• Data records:
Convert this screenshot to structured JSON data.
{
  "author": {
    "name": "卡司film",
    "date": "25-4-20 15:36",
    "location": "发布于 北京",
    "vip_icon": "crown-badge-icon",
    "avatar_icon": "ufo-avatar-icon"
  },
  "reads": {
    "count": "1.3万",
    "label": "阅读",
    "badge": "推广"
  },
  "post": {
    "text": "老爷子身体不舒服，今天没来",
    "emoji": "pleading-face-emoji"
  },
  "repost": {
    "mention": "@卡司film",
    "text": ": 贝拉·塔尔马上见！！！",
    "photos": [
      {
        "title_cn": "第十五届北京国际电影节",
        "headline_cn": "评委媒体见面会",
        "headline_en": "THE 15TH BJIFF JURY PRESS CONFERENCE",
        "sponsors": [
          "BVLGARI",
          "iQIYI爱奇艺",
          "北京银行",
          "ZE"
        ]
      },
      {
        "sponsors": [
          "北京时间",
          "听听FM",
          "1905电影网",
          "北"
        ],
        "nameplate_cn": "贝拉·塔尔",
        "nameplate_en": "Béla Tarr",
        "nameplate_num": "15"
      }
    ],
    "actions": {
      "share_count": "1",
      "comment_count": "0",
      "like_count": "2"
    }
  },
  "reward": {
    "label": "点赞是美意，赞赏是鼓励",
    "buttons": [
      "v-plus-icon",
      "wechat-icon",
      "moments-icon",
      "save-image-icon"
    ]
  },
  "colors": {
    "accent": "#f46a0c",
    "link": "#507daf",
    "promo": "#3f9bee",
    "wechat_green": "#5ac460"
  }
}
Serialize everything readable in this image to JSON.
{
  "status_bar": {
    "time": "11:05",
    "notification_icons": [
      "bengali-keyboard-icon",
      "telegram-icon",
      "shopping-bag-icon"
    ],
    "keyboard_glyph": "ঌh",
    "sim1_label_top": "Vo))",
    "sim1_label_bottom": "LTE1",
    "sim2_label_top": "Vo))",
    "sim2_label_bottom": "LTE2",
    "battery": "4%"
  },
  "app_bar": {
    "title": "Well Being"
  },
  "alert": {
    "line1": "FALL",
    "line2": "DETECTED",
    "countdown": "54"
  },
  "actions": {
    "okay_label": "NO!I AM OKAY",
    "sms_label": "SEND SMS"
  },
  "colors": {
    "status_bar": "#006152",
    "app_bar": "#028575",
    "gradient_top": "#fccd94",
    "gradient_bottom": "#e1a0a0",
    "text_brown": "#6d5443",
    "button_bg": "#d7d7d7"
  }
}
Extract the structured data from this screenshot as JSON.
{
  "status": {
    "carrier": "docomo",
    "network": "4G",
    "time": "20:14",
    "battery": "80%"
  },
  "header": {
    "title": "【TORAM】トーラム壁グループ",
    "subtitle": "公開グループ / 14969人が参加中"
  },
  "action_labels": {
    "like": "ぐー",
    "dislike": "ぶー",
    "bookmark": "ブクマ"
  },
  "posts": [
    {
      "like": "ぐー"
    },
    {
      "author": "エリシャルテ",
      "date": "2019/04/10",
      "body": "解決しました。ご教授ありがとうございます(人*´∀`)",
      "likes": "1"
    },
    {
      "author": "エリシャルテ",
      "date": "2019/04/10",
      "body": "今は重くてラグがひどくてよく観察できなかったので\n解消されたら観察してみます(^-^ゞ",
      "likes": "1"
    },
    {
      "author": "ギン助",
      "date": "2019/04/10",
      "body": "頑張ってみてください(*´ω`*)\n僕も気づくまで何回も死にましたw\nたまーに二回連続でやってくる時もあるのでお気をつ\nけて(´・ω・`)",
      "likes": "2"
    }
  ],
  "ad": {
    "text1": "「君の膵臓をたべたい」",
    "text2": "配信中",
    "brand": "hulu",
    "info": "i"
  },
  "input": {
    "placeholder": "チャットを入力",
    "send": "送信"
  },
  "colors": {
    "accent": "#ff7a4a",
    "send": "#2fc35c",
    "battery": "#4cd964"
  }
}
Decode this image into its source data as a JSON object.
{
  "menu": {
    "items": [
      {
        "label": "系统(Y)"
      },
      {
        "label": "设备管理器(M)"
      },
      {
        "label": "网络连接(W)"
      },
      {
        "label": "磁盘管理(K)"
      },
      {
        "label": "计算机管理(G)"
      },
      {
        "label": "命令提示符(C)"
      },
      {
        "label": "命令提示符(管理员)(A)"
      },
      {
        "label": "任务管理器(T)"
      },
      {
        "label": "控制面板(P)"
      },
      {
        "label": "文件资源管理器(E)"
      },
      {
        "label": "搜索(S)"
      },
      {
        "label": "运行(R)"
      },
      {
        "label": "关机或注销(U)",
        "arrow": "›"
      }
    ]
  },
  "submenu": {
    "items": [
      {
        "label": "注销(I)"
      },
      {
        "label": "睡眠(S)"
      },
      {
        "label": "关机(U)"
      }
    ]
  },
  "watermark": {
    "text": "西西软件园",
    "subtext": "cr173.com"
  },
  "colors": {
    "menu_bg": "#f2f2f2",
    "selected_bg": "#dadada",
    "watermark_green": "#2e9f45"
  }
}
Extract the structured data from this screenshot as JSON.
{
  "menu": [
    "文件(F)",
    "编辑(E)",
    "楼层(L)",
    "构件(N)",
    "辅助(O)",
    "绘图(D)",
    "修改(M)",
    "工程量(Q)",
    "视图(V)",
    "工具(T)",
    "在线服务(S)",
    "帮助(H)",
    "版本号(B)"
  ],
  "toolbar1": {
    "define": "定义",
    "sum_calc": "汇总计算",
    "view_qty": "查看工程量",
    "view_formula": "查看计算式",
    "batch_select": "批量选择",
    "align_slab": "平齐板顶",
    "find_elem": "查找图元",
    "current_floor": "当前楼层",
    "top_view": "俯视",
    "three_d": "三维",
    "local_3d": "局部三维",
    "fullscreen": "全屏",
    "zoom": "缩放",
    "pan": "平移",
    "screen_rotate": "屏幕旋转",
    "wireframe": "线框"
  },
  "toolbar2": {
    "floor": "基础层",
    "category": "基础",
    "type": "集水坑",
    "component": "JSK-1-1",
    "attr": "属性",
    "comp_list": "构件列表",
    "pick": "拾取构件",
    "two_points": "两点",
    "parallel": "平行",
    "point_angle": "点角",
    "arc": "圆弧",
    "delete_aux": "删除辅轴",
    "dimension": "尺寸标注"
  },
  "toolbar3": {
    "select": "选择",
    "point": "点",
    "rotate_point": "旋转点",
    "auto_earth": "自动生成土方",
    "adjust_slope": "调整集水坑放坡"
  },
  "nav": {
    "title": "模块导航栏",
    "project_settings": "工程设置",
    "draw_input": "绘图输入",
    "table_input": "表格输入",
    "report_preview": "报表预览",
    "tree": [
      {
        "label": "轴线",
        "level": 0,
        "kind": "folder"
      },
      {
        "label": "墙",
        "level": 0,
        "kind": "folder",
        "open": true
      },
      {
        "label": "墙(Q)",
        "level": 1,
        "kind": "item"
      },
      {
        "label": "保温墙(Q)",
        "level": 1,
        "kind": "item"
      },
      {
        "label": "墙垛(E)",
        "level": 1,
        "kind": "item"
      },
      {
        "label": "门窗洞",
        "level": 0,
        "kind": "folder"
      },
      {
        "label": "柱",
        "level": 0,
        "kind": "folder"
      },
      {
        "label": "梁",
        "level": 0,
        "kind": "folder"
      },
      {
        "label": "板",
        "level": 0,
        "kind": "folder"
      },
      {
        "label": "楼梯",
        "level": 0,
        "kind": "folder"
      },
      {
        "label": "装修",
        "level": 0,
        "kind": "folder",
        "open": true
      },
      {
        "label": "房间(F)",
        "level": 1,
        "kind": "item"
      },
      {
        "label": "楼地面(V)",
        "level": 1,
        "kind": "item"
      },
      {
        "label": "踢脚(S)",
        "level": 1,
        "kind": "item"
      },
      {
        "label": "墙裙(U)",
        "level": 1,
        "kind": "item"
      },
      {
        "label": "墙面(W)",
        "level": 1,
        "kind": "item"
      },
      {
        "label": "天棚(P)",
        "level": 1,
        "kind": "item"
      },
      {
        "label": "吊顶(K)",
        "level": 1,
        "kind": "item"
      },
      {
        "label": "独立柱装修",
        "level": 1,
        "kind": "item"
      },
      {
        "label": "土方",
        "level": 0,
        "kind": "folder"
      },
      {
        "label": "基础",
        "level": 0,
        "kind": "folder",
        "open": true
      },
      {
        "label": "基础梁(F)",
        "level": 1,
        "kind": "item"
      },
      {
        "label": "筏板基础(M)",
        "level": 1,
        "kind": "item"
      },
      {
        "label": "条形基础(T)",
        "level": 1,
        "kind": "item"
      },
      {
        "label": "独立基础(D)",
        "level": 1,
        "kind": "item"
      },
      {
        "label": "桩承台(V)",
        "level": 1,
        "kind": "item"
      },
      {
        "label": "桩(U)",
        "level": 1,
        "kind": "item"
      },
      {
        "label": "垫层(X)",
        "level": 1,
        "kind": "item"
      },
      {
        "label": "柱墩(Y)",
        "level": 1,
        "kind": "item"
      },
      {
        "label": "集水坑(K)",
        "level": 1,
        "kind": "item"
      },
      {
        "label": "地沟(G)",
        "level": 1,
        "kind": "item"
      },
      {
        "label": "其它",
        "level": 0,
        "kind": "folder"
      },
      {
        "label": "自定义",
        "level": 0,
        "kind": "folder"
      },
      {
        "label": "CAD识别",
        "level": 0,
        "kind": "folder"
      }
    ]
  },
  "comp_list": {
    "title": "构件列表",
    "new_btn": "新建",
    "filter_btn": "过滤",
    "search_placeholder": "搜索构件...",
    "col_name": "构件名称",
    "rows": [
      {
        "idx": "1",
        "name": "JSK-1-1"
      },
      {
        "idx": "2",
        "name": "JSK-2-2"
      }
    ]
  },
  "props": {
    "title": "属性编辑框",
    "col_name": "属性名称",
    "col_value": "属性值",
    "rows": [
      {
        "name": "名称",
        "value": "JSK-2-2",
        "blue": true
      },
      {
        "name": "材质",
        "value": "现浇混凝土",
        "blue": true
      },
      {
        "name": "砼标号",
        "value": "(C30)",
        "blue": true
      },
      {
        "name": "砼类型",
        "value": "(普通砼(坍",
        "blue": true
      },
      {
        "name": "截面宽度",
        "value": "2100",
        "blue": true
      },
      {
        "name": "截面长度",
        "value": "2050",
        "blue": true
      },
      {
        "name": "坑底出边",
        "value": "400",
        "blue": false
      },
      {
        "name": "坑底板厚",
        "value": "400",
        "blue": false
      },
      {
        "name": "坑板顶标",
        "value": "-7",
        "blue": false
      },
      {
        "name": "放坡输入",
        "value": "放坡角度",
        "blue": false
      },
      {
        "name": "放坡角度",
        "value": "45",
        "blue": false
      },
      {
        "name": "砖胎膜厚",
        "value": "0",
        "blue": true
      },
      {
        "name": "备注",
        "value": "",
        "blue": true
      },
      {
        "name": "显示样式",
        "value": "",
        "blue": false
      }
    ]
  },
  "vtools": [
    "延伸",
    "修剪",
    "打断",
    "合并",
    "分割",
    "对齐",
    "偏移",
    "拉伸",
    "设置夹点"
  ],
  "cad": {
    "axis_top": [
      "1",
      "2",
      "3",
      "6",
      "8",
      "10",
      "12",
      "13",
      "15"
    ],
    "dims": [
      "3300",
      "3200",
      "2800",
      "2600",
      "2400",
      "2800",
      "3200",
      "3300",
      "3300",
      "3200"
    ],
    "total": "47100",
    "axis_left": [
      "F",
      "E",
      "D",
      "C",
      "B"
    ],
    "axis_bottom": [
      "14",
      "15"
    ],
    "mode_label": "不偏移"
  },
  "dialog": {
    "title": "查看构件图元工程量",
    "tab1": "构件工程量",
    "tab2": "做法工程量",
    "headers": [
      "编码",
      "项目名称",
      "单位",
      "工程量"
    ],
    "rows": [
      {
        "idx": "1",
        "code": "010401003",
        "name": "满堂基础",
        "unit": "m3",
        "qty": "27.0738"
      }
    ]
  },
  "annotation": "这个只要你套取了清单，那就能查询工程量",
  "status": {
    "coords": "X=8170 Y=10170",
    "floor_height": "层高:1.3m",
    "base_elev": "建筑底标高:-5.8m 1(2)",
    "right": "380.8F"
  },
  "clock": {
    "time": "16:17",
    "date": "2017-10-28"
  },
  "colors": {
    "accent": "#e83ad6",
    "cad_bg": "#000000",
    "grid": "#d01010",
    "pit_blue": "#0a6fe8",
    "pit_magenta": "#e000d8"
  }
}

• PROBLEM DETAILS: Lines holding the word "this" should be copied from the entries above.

• OUTPUT:
Convert this screenshot to structured JSON data.
Serialize everything readable in this image to JSON.
Extract the structured data from this screenshot as JSON.
Decode this image into its source data as a JSON object.
Extract the structured data from this screenshot as JSON.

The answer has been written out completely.